* **Problem description**: Show every line in the material below in which the string "object" appears.

* **Source records**:

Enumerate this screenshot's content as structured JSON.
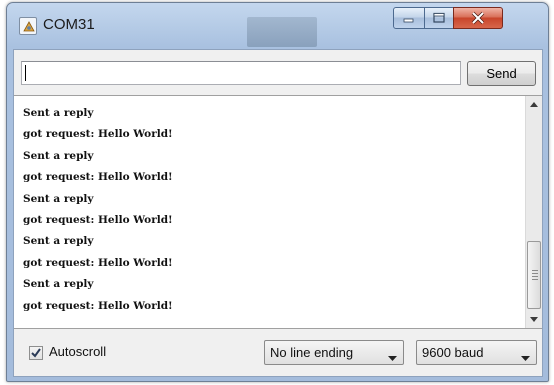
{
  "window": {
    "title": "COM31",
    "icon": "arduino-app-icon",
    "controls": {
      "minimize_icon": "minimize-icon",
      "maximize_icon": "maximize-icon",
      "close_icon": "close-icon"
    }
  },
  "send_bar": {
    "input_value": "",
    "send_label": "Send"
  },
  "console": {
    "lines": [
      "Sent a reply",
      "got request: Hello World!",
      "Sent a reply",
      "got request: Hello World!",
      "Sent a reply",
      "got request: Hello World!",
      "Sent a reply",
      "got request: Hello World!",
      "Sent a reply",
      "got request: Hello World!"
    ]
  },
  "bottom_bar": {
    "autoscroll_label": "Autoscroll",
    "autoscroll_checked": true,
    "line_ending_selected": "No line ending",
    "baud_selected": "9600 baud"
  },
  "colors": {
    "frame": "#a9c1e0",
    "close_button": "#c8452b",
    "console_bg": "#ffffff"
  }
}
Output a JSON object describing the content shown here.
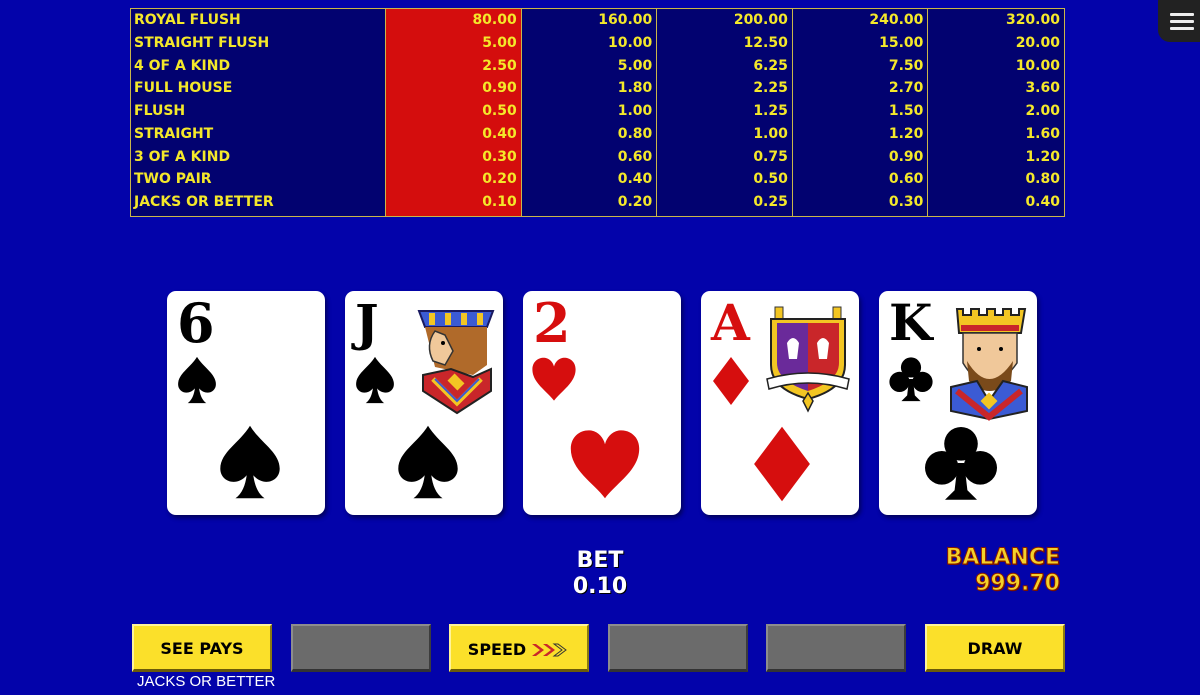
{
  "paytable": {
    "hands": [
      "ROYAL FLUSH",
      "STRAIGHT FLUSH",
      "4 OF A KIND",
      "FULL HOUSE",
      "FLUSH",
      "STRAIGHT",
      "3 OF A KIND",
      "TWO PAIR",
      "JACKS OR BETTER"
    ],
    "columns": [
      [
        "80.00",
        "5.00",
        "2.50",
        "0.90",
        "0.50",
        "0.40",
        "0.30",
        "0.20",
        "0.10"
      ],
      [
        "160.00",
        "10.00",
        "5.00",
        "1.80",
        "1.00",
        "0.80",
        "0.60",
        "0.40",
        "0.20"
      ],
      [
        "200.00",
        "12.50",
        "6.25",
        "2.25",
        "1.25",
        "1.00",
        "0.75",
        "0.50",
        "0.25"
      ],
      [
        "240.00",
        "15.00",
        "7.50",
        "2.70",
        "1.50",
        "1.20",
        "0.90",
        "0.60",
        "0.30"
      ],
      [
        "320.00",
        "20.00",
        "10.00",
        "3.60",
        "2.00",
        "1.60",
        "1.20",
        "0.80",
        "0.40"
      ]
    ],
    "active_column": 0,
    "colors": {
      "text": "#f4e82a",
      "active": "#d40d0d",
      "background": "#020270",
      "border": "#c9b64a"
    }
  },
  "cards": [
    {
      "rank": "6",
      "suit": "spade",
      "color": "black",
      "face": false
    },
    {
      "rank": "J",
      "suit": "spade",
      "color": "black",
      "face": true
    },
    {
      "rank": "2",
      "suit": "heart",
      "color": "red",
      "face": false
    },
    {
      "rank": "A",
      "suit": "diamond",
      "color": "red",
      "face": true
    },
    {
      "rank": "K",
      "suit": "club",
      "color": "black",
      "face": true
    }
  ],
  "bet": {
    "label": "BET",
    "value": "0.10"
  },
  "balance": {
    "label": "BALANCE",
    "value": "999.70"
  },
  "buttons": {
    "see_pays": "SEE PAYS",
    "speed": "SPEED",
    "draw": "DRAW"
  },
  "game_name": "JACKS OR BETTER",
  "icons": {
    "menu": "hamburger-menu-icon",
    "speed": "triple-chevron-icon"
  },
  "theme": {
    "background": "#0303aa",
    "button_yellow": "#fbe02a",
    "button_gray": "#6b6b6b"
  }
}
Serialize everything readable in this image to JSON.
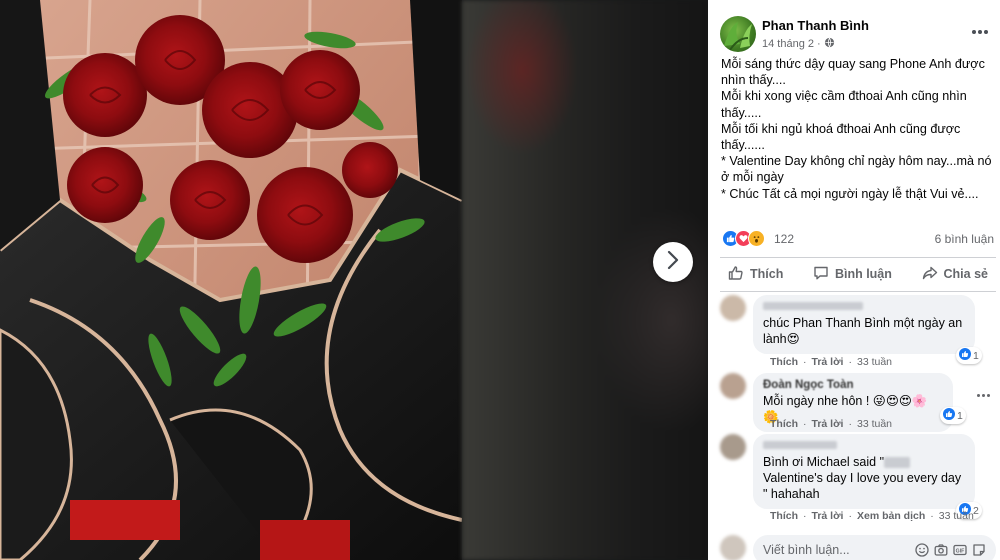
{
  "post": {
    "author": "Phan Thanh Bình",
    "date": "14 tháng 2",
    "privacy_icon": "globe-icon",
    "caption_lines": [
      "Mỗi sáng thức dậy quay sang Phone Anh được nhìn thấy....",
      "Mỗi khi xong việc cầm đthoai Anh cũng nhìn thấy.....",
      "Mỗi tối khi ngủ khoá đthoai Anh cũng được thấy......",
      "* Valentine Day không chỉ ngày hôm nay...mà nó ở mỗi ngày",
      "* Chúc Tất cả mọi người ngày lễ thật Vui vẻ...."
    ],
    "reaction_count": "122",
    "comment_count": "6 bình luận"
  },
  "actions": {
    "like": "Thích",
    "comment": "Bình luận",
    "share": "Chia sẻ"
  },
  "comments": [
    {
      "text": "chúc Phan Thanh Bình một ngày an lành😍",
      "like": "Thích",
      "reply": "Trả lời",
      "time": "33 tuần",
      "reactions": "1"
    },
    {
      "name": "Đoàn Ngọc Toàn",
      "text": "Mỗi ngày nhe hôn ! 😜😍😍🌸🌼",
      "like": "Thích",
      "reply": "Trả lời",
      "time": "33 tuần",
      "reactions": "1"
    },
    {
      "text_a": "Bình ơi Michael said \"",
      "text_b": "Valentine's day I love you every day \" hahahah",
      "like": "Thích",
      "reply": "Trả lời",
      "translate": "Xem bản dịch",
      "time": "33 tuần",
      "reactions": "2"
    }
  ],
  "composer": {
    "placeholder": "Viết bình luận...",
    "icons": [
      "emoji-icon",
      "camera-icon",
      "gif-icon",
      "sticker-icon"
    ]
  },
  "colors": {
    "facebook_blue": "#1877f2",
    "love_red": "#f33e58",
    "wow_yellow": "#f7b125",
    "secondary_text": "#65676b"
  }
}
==
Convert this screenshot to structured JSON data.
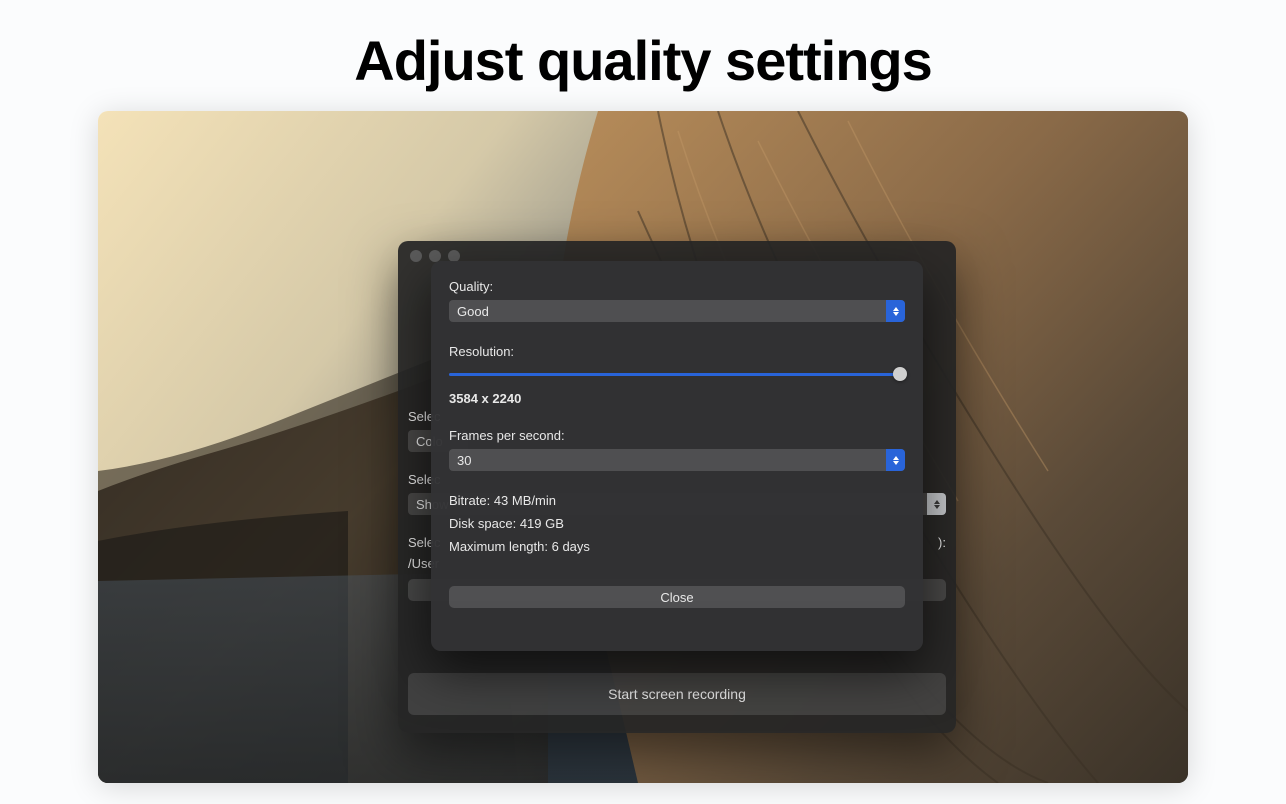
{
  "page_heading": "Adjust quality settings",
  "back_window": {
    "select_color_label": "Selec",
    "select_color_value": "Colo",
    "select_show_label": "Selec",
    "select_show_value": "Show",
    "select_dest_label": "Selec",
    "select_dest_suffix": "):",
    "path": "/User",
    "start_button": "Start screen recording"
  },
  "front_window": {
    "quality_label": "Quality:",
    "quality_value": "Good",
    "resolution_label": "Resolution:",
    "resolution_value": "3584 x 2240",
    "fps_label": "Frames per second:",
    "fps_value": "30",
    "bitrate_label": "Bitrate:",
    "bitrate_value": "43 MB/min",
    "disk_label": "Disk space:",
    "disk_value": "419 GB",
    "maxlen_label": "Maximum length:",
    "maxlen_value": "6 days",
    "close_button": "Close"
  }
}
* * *
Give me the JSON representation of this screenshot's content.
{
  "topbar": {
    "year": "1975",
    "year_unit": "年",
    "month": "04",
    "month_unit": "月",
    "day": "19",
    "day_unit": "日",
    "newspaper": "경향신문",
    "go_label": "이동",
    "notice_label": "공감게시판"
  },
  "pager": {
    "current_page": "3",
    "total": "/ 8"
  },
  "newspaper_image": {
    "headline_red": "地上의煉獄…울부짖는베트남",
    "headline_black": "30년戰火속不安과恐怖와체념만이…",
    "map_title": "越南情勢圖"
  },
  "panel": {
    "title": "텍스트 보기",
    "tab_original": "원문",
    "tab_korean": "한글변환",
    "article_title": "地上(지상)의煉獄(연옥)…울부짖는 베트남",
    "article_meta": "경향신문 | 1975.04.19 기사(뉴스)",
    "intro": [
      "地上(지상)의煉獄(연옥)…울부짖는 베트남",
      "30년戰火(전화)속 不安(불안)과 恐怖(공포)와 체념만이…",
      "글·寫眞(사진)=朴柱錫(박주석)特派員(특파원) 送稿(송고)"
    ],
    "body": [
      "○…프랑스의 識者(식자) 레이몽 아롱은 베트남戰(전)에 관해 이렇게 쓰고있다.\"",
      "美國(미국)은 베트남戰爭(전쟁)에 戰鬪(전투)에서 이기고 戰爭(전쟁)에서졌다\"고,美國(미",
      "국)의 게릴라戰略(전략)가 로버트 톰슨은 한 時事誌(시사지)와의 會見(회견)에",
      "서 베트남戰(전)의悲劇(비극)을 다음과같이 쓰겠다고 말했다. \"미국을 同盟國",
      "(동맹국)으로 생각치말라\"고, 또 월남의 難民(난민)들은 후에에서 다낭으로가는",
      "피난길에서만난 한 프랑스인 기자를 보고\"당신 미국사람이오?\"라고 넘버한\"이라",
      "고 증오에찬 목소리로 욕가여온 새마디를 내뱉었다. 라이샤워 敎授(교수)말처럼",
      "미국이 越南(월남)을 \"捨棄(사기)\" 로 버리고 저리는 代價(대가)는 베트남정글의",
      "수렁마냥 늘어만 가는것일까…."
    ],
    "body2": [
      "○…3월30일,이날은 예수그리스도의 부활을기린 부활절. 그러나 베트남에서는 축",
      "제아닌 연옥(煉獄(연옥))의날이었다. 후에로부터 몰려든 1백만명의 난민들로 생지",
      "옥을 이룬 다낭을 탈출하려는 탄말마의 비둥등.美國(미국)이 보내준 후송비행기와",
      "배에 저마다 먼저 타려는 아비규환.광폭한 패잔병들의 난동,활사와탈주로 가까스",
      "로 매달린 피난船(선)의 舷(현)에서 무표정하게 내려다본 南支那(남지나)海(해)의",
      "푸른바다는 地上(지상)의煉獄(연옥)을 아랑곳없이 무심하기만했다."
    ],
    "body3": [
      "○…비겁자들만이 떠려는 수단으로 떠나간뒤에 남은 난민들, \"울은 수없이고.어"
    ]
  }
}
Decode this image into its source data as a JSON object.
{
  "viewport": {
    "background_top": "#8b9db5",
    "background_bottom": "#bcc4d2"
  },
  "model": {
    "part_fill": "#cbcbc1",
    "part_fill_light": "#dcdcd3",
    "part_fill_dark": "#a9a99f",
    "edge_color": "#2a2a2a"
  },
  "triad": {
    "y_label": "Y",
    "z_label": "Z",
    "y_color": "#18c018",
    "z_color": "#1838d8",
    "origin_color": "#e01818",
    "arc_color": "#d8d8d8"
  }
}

* **Exercise result**:
Output a JSON object describing the content shown here.
Decode this image into its source data as a JSON object.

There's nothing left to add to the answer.